The tourney will be a Washington State Youth Soccer Association-sanctioned tourney open to boys and girls recreational and select teams in U11 (under age 11) to U16 (under age 16) brackets.
A committee of SFA board members, junior soccer association members, local soccer coaches and volunteers said they anticipate up to 900 players on 50 teams in 2012 — the first-year Island Cup on Bainbridge Island, they note, drew 76 teams in August 2011.
Craig Stevenson of Sequim Family Advocates presented the proposal to Sequim city councilors on Jan. 9. Stevenson and company received unanimous support after asking for assistance from the Sequim Lodging and Tax Advisory Committee to help run the tourney.
City councilors approved $14,950 for the inaugural soccer tourney to cover costs such as creation of a tourney website and logo, hiring a tourney director, marketing costs to attract soccer teams, hiring referees, hosting two referee training clinics in Sequim and sanctioned tourney fees.

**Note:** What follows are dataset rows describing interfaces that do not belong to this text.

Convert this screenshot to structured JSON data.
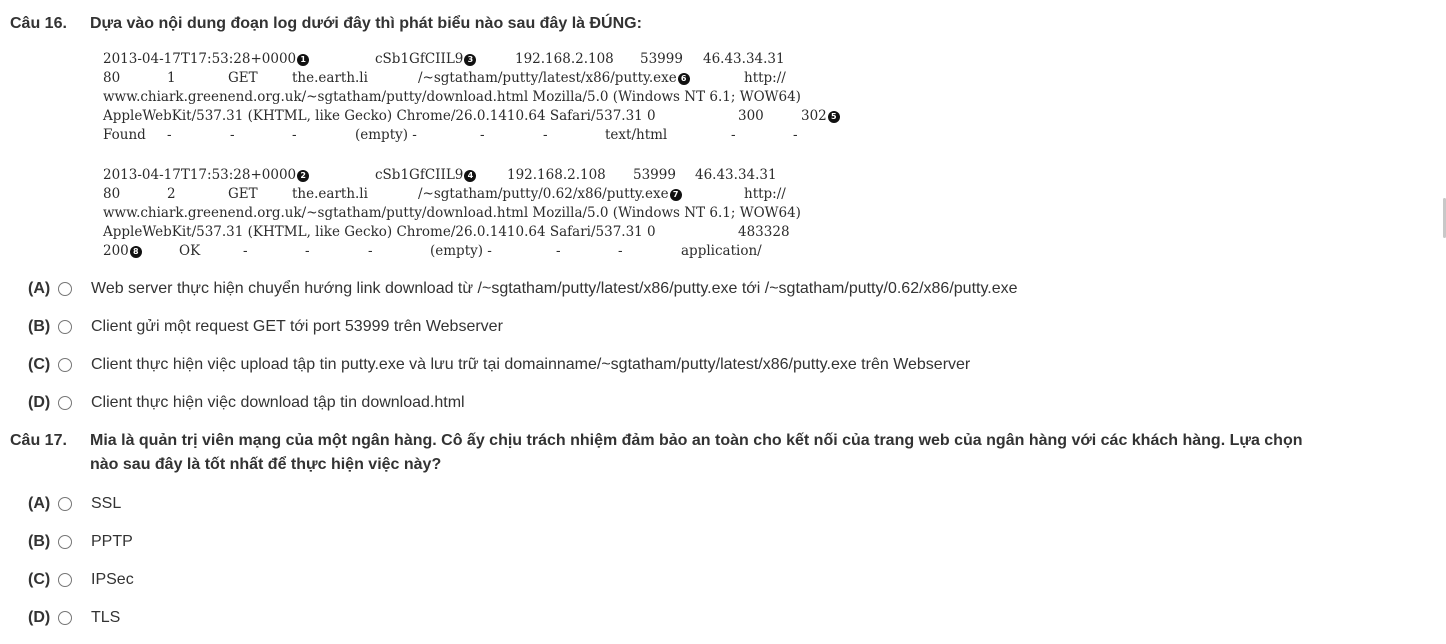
{
  "q16": {
    "num": "Câu 16.",
    "text": "Dựa vào nội dung đoạn log dưới đây thì phát biểu nào sau đây là ĐÚNG:",
    "log": {
      "r1": {
        "ts": "2013-04-17T17:53:28+0000",
        "m1": "1",
        "uid": "cSb1GfCIIL9",
        "m3": "3",
        "orig_ip": "192.168.2.108",
        "orig_port": "53999",
        "resp_ip": "46.43.34.31"
      },
      "r2": {
        "port": "80",
        "depth": "1",
        "method": "GET",
        "host": "the.earth.li",
        "uri": "/~sgtatham/putty/latest/x86/putty.exe",
        "m6": "6",
        "ref": "http://"
      },
      "r3": "www.chiark.greenend.org.uk/~sgtatham/putty/download.html Mozilla/5.0 (Windows NT 6.1; WOW64)",
      "r4": {
        "text": "AppleWebKit/537.31 (KHTML, like Gecko) Chrome/26.0.1410.64 Safari/537.31 0",
        "len": "300",
        "status": "302",
        "m5": "5"
      },
      "r5": {
        "found": "Found",
        "d1": "-",
        "d2": "-",
        "d3": "-",
        "empty": "(empty) -",
        "d4": "-",
        "d5": "-",
        "mime": "text/html",
        "d6": "-",
        "d7": "-"
      },
      "r6": {
        "ts": "2013-04-17T17:53:28+0000",
        "m2": "2",
        "uid": "cSb1GfCIIL9",
        "m4": "4",
        "orig_ip": "192.168.2.108",
        "orig_port": "53999",
        "resp_ip": "46.43.34.31"
      },
      "r7": {
        "port": "80",
        "depth": "2",
        "method": "GET",
        "host": "the.earth.li",
        "uri": "/~sgtatham/putty/0.62/x86/putty.exe",
        "m7": "7",
        "ref": "http://"
      },
      "r8": "www.chiark.greenend.org.uk/~sgtatham/putty/download.html Mozilla/5.0 (Windows NT 6.1; WOW64)",
      "r9": {
        "text": "AppleWebKit/537.31 (KHTML, like Gecko) Chrome/26.0.1410.64 Safari/537.31 0",
        "len": "483328"
      },
      "r10": {
        "status": "200",
        "m8": "8",
        "ok": "OK",
        "d1": "-",
        "d2": "-",
        "d3": "-",
        "empty": "(empty) -",
        "d4": "-",
        "d5": "-",
        "mime": "application/"
      }
    },
    "options": [
      {
        "letter": "(A)",
        "text": "Web server thực hiện chuyển hướng link download từ /~sgtatham/putty/latest/x86/putty.exe tới /~sgtatham/putty/0.62/x86/putty.exe"
      },
      {
        "letter": "(B)",
        "text": "Client gửi một request GET tới port 53999 trên Webserver"
      },
      {
        "letter": "(C)",
        "text": "Client thực hiện việc upload tập tin putty.exe và lưu trữ tại domainname/~sgtatham/putty/latest/x86/putty.exe trên Webserver"
      },
      {
        "letter": "(D)",
        "text": "Client thực hiện việc download tập tin download.html"
      }
    ]
  },
  "q17": {
    "num": "Câu 17.",
    "text_line1": "Mia là quản trị viên mạng của một ngân hàng. Cô ấy chịu trách nhiệm đảm bảo an toàn cho kết nối của trang web của ngân hàng với các khách hàng. Lựa chọn",
    "text_line2": "nào sau đây là tốt nhất để thực hiện việc này?",
    "options": [
      {
        "letter": "(A)",
        "text": "SSL"
      },
      {
        "letter": "(B)",
        "text": "PPTP"
      },
      {
        "letter": "(C)",
        "text": "IPSec"
      },
      {
        "letter": "(D)",
        "text": "TLS"
      }
    ]
  }
}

The benefits of the tourney, Stevenson said, include having those 900 soccer players and family members stay two nights in local hotels, along with spending their dollars at Sequim-area businesses.
“It’s really a win-win-win situation,” city councilor Erik Erichsen said about soccer players, the city and businesses.
Sequim Family Advocates also is anticipating making this an annual tourney and asking for $7,000-$8,000 per year in assistance from the lodging and tax committee.
The 12-acre playfield site and Carrie Blake Park offer enough space for six full-size soccer fields, parking, restrooms, walking/biking paths and nearby playgrounds.
An added bonus, Sequim Family Advocates supporters note, is the proximity of the city’s band shell to the soccer fields.
“We are unaware of any other tournament in the state that offers a music venue right next to soccer fields,” they note in a proposal to the committee.